10:08 AM  
by Kailyn Derck ’06

Shuffle-ball-change.

Among a few others, like toe-dig and heel-toe, that is what I learned at the Tuesday night Tap Jam at ArtStreet.
Sharon Leahy, UD artist in residence and artistic director of Rhythm in Shoes, hosts a weekly two-hour jam session for tappers of all levels. Some of the dozen-or-so women coming and going from 7 to 9 p.m. were well-trained and could keep up with Leahy’s fast feet. Others, like me, borrowed shoes from a bin and attempted to make some kind of clicking sound.

We began the session on a tapping board in a glass room, Studio A1. As Rick Good, Leahy’s husband, played the guitar, we stood in a circle and Leahy taught us a basic step. We all held the step together and then every other eight-count a new dancer added her own steps. My inexperience was noticeable but not shamed. Leahy was patient with the many beginners and took time to teach us a few moves.

Per Leahy’s request, Good then began a “swingy, mid-tempo” tune and we “traded in,” as Leahy called it. It was almost like a dancer’s challenge: one dancer completed a complicated (or not-so-complicated) eight-count and the second would either repeat her steps or create a more challenging arrangement.

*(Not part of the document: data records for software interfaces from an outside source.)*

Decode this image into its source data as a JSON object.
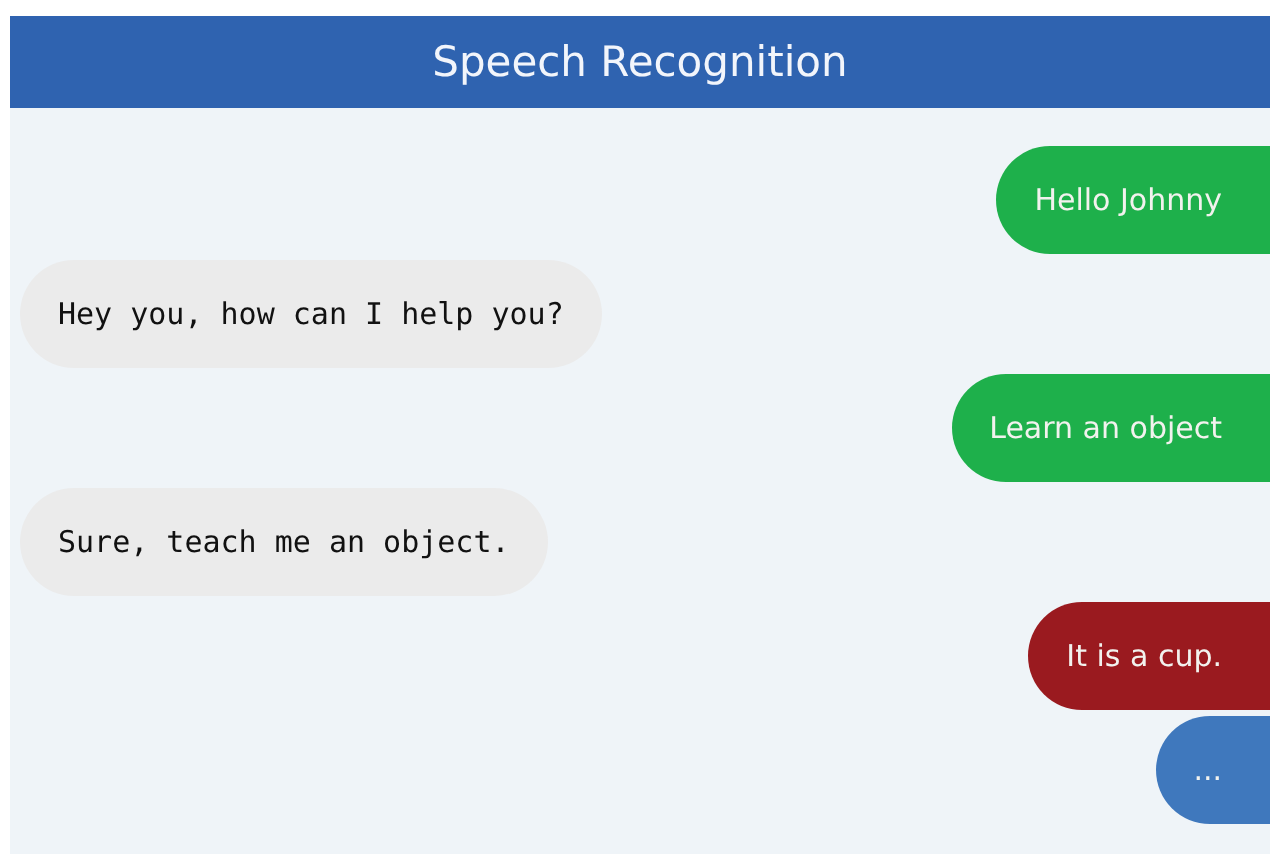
{
  "header": {
    "title": "Speech Recognition"
  },
  "messages": [
    {
      "kind": "user",
      "text": "Hello Johnny",
      "color": "#1eb04b"
    },
    {
      "kind": "bot",
      "text": "Hey you, how can I help you?"
    },
    {
      "kind": "user",
      "text": "Learn an object",
      "color": "#1eb04b"
    },
    {
      "kind": "bot",
      "text": "Sure, teach me an object."
    },
    {
      "kind": "user",
      "text": "It is a cup.",
      "color": "#9a1a1f"
    },
    {
      "kind": "user",
      "text": "...",
      "color": "#3f78bd"
    }
  ]
}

And even if your feet have never filled a tap shoe, it is fun to watch the dancers click away and think, “I could never make my feet move like that! How are they doing it?”

No Comments

75 dozen eggs

10:02 AM  
by Deborah McCarty Smith

That’s how many you have to scramble if you’re going to feed 450 people at UD’s annual Martin Luther King Jr. prayer breakfast. While guests are sleepily filing into Kennedy Union ballroom at 7:30 a.m., catering services supervisors and chefs have been at their posts since 5:30 a.m. and the service staff since 6.

In all, they’ll cook 100 pounds of bacon, dish up biscuits and hash browns, pour 25 gallons of orange juice and 50 gallons of coffee and, in their black bowties and aprons, quietly maneuver among the crowded tables to deliver covered plates to each guest. Doug Lemaster, catering services’ general manager, says it takes 138 hours of student labor and 40 hours of staff time to stage the annually sold-out event. Despite the early start, the UD students who make up most of the service and prep staff, clocked “nearly 100 percent attendance, and they really did an excellent job.”

Melissa Clark, event coordinator, and Rosie O’Boyle of student development choose the menu in December. The week before the breakfast, catering management, supervisors and chefs all meet to plan the event down to the smallest details.

After a keynote address by columnist Clarence Page and the traditional singing of “Lift Ev’ry Voice and Sing,” guests were back in their classrooms and offices by 9 a.m., bodies nourished, hearts challenged and spirits uplifted.

“I just love it when a plan comes together,” Lemaster said.

No Comments